#### MATERIAL FOR THE TASK

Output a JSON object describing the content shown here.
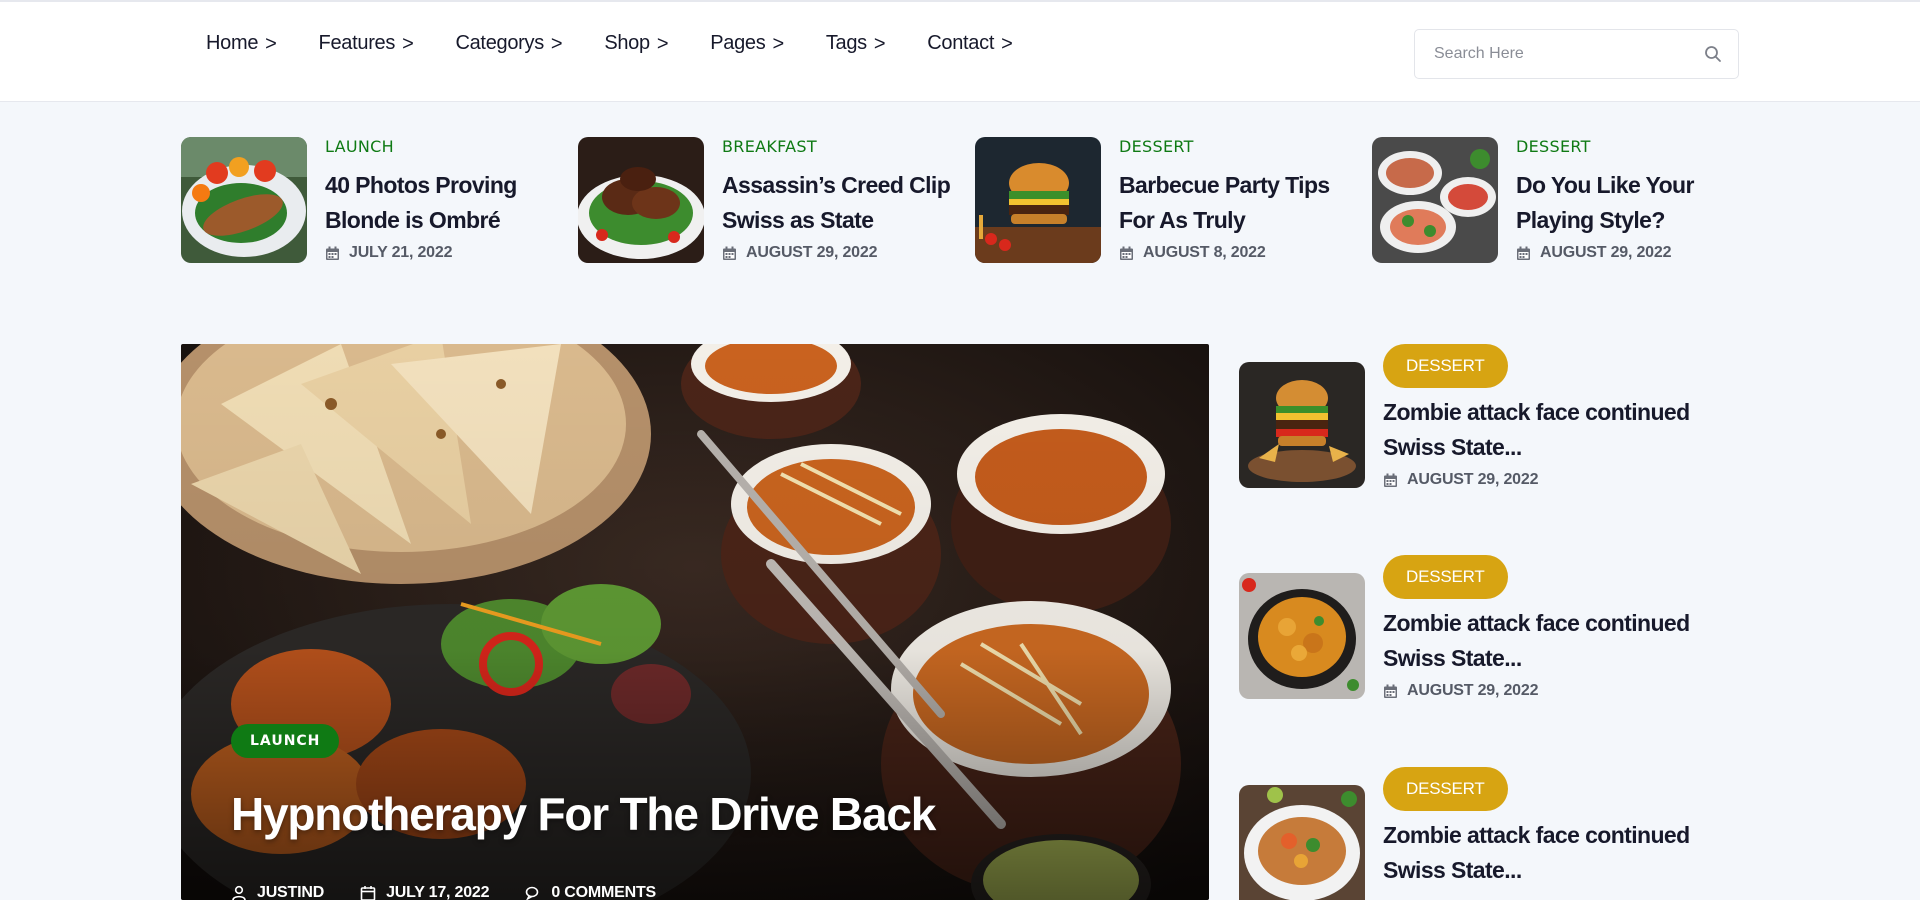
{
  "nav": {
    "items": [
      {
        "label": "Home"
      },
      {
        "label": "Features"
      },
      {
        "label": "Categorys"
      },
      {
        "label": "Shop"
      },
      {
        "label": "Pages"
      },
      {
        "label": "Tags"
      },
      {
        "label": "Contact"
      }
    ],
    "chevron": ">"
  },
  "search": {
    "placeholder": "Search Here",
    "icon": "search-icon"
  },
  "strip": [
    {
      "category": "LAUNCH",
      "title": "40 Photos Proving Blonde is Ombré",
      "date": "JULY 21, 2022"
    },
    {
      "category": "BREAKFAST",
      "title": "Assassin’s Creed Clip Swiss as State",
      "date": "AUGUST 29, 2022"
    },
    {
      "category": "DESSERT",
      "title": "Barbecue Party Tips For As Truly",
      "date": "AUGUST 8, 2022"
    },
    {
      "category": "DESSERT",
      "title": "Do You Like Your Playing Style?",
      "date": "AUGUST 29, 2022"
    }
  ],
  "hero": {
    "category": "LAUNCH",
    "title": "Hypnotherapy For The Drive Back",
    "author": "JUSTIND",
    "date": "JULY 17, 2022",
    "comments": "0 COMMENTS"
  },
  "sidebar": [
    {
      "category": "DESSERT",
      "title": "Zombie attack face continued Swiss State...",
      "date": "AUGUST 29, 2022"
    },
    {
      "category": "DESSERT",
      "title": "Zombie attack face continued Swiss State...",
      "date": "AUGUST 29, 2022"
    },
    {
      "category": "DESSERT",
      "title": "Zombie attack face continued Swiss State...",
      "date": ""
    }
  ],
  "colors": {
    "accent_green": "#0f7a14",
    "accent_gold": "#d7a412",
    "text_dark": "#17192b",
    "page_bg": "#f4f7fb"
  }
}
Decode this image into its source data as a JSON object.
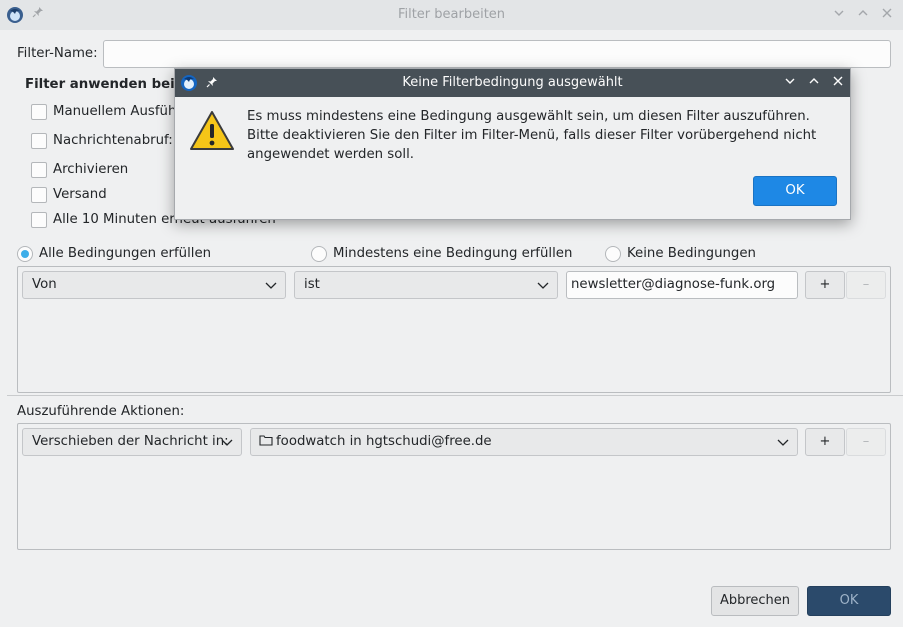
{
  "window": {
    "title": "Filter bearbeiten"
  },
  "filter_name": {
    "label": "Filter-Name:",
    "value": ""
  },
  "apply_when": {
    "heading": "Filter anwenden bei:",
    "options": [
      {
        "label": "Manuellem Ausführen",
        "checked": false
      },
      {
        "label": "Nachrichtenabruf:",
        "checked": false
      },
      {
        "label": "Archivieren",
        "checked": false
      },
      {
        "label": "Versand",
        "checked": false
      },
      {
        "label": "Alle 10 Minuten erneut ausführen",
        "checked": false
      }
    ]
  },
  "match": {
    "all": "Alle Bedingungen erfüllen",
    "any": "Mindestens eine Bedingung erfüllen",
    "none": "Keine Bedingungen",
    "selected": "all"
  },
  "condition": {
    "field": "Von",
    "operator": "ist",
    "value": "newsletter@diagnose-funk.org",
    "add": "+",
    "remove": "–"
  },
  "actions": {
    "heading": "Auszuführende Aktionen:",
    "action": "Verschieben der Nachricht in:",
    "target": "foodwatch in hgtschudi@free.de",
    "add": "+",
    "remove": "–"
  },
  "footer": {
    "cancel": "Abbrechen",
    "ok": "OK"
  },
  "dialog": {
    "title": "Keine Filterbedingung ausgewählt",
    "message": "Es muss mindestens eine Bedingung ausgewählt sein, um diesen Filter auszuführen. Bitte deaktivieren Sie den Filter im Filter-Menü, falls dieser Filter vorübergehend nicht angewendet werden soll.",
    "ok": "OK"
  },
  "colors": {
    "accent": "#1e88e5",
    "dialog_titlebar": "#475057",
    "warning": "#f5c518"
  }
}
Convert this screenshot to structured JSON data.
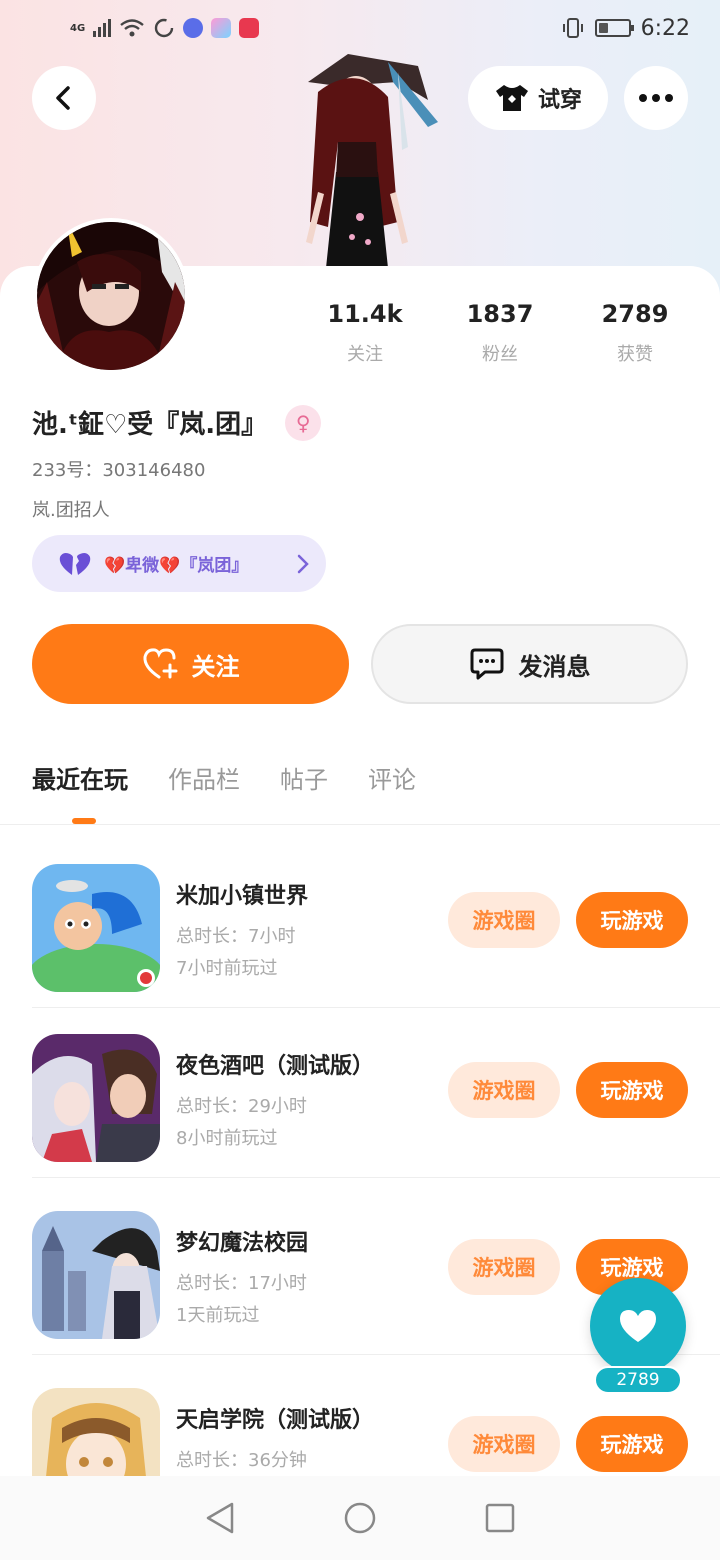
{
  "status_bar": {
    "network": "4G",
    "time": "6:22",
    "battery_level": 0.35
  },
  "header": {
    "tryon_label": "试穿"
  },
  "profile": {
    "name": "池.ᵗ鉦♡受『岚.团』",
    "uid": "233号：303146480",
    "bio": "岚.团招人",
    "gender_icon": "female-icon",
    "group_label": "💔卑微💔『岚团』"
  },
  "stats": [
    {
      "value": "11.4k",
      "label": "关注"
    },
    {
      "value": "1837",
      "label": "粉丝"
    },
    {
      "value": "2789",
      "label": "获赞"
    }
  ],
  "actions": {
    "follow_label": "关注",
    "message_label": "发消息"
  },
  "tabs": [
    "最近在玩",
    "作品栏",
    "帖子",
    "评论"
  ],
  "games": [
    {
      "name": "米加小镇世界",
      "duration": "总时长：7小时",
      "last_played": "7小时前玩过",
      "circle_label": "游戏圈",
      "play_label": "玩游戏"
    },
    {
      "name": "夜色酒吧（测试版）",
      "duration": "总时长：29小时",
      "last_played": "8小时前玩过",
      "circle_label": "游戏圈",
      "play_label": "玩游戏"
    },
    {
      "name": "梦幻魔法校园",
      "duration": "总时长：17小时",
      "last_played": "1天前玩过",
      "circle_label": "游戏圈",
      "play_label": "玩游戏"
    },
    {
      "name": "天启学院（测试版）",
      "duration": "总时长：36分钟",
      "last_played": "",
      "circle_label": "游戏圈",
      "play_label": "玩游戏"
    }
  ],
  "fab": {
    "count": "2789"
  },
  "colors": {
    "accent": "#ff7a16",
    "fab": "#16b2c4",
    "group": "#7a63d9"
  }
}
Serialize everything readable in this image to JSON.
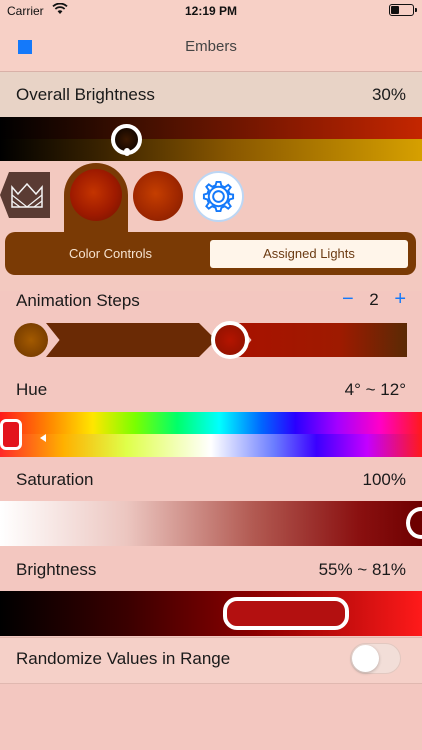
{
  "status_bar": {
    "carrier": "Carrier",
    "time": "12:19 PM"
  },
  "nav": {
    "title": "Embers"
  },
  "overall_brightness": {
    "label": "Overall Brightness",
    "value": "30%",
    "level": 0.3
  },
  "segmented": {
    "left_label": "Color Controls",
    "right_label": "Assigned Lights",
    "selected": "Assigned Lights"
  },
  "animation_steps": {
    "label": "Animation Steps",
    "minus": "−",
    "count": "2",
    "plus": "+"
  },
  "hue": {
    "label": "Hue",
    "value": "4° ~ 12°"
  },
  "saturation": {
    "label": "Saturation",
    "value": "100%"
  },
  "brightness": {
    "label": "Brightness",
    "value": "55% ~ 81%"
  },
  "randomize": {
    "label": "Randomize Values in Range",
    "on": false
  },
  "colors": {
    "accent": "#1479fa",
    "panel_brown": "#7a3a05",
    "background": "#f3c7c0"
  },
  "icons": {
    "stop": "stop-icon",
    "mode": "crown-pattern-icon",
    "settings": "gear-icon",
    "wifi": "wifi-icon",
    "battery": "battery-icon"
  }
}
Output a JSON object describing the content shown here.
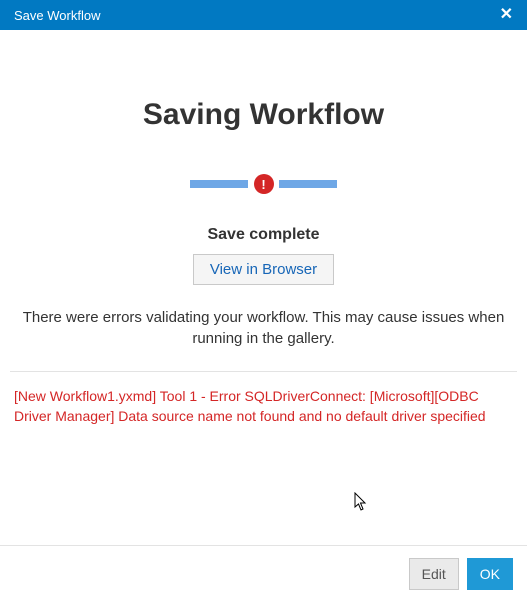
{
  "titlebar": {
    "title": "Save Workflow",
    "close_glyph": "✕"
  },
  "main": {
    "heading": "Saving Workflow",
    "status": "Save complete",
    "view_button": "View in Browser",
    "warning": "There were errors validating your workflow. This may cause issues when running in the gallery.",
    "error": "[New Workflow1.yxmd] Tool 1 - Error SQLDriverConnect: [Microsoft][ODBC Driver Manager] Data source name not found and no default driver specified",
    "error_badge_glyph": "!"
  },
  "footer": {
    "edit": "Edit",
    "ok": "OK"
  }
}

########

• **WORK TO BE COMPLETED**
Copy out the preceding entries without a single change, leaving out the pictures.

• **SOLUTION FOR THIS PROBLEM**
Output a JSON object describing the content shown here.
{
  "nav": {
    "items": [
      {
        "label": "Home"
      },
      {
        "label": "Features"
      },
      {
        "label": "Categorys"
      },
      {
        "label": "Shop"
      },
      {
        "label": "Pages"
      },
      {
        "label": "Tags"
      },
      {
        "label": "Contact"
      }
    ],
    "chevron": ">"
  },
  "search": {
    "placeholder": "Search Here",
    "icon": "search-icon"
  },
  "strip": [
    {
      "category": "LAUNCH",
      "title": "40 Photos Proving Blonde is Ombré",
      "date": "JULY 21, 2022"
    },
    {
      "category": "BREAKFAST",
      "title": "Assassin’s Creed Clip Swiss as State",
      "date": "AUGUST 29, 2022"
    },
    {
      "category": "DESSERT",
      "title": "Barbecue Party Tips For As Truly",
      "date": "AUGUST 8, 2022"
    },
    {
      "category": "DESSERT",
      "title": "Do You Like Your Playing Style?",
      "date": "AUGUST 29, 2022"
    }
  ],
  "hero": {
    "category": "LAUNCH",
    "title": "Hypnotherapy For The Drive Back",
    "author": "JUSTIND",
    "date": "JULY 17, 2022",
    "comments": "0 COMMENTS"
  },
  "sidebar": [
    {
      "category": "DESSERT",
      "title": "Zombie attack face continued Swiss State...",
      "date": "AUGUST 29, 2022"
    },
    {
      "category": "DESSERT",
      "title": "Zombie attack face continued Swiss State...",
      "date": "AUGUST 29, 2022"
    },
    {
      "category": "DESSERT",
      "title": "Zombie attack face continued Swiss State...",
      "date": ""
    }
  ],
  "colors": {
    "accent_green": "#0f7a14",
    "accent_gold": "#d7a412",
    "text_dark": "#17192b",
    "page_bg": "#f4f7fb"
  }
}
Decode this image into its source data as a JSON object.
{
  "window": {
    "title": "Filter bearbeiten"
  },
  "filter_name": {
    "label": "Filter-Name:",
    "value": ""
  },
  "apply_when": {
    "heading": "Filter anwenden bei:",
    "options": [
      {
        "label": "Manuellem Ausführen",
        "checked": false
      },
      {
        "label": "Nachrichtenabruf:",
        "checked": false
      },
      {
        "label": "Archivieren",
        "checked": false
      },
      {
        "label": "Versand",
        "checked": false
      },
      {
        "label": "Alle 10 Minuten erneut ausführen",
        "checked": false
      }
    ]
  },
  "match": {
    "all": "Alle Bedingungen erfüllen",
    "any": "Mindestens eine Bedingung erfüllen",
    "none": "Keine Bedingungen",
    "selected": "all"
  },
  "condition": {
    "field": "Von",
    "operator": "ist",
    "value": "newsletter@diagnose-funk.org",
    "add": "+",
    "remove": "–"
  },
  "actions": {
    "heading": "Auszuführende Aktionen:",
    "action": "Verschieben der Nachricht in:",
    "target": "foodwatch in hgtschudi@free.de",
    "add": "+",
    "remove": "–"
  },
  "footer": {
    "cancel": "Abbrechen",
    "ok": "OK"
  },
  "dialog": {
    "title": "Keine Filterbedingung ausgewählt",
    "message": "Es muss mindestens eine Bedingung ausgewählt sein, um diesen Filter auszuführen. Bitte deaktivieren Sie den Filter im Filter-Menü, falls dieser Filter vorübergehend nicht angewendet werden soll.",
    "ok": "OK"
  },
  "colors": {
    "accent": "#1e88e5",
    "dialog_titlebar": "#475057",
    "warning": "#f5c518"
  }
}
Convert this screenshot to structured JSON data.
{
  "status_bar": {
    "network": "4G",
    "time": "6:22",
    "battery_level": 0.35
  },
  "header": {
    "tryon_label": "试穿"
  },
  "profile": {
    "name": "池.ᵗ鉦♡受『岚.团』",
    "uid": "233号：303146480",
    "bio": "岚.团招人",
    "gender_icon": "female-icon",
    "group_label": "💔卑微💔『岚团』"
  },
  "stats": [
    {
      "value": "11.4k",
      "label": "关注"
    },
    {
      "value": "1837",
      "label": "粉丝"
    },
    {
      "value": "2789",
      "label": "获赞"
    }
  ],
  "actions": {
    "follow_label": "关注",
    "message_label": "发消息"
  },
  "tabs": [
    "最近在玩",
    "作品栏",
    "帖子",
    "评论"
  ],
  "games": [
    {
      "name": "米加小镇世界",
      "duration": "总时长：7小时",
      "last_played": "7小时前玩过",
      "circle_label": "游戏圈",
      "play_label": "玩游戏"
    },
    {
      "name": "夜色酒吧（测试版）",
      "duration": "总时长：29小时",
      "last_played": "8小时前玩过",
      "circle_label": "游戏圈",
      "play_label": "玩游戏"
    },
    {
      "name": "梦幻魔法校园",
      "duration": "总时长：17小时",
      "last_played": "1天前玩过",
      "circle_label": "游戏圈",
      "play_label": "玩游戏"
    },
    {
      "name": "天启学院（测试版）",
      "duration": "总时长：36分钟",
      "last_played": "",
      "circle_label": "游戏圈",
      "play_label": "玩游戏"
    }
  ],
  "fab": {
    "count": "2789"
  },
  "colors": {
    "accent": "#ff7a16",
    "fab": "#16b2c4",
    "group": "#7a63d9"
  }
}
Serialize everything readable in this image to JSON.
{
  "status_bar": {
    "carrier": "Carrier",
    "time": "12:19 PM"
  },
  "nav": {
    "title": "Embers"
  },
  "overall_brightness": {
    "label": "Overall Brightness",
    "value": "30%",
    "level": 0.3
  },
  "segmented": {
    "left_label": "Color Controls",
    "right_label": "Assigned Lights",
    "selected": "Assigned Lights"
  },
  "animation_steps": {
    "label": "Animation Steps",
    "minus": "−",
    "count": "2",
    "plus": "+"
  },
  "hue": {
    "label": "Hue",
    "value": "4° ~ 12°"
  },
  "saturation": {
    "label": "Saturation",
    "value": "100%"
  },
  "brightness": {
    "label": "Brightness",
    "value": "55% ~ 81%"
  },
  "randomize": {
    "label": "Randomize Values in Range",
    "on": false
  },
  "colors": {
    "accent": "#1479fa",
    "panel_brown": "#7a3a05",
    "background": "#f3c7c0"
  },
  "icons": {
    "stop": "stop-icon",
    "mode": "crown-pattern-icon",
    "settings": "gear-icon",
    "wifi": "wifi-icon",
    "battery": "battery-icon"
  }
}
Output a JSON object describing the content shown here.
{
  "titlebar": {
    "title": "Save Workflow",
    "close_glyph": "✕"
  },
  "main": {
    "heading": "Saving Workflow",
    "status": "Save complete",
    "view_button": "View in Browser",
    "warning": "There were errors validating your workflow. This may cause issues when running in the gallery.",
    "error": "[New Workflow1.yxmd] Tool 1 - Error SQLDriverConnect: [Microsoft][ODBC Driver Manager] Data source name not found and no default driver specified",
    "error_badge_glyph": "!"
  },
  "footer": {
    "edit": "Edit",
    "ok": "OK"
  }
}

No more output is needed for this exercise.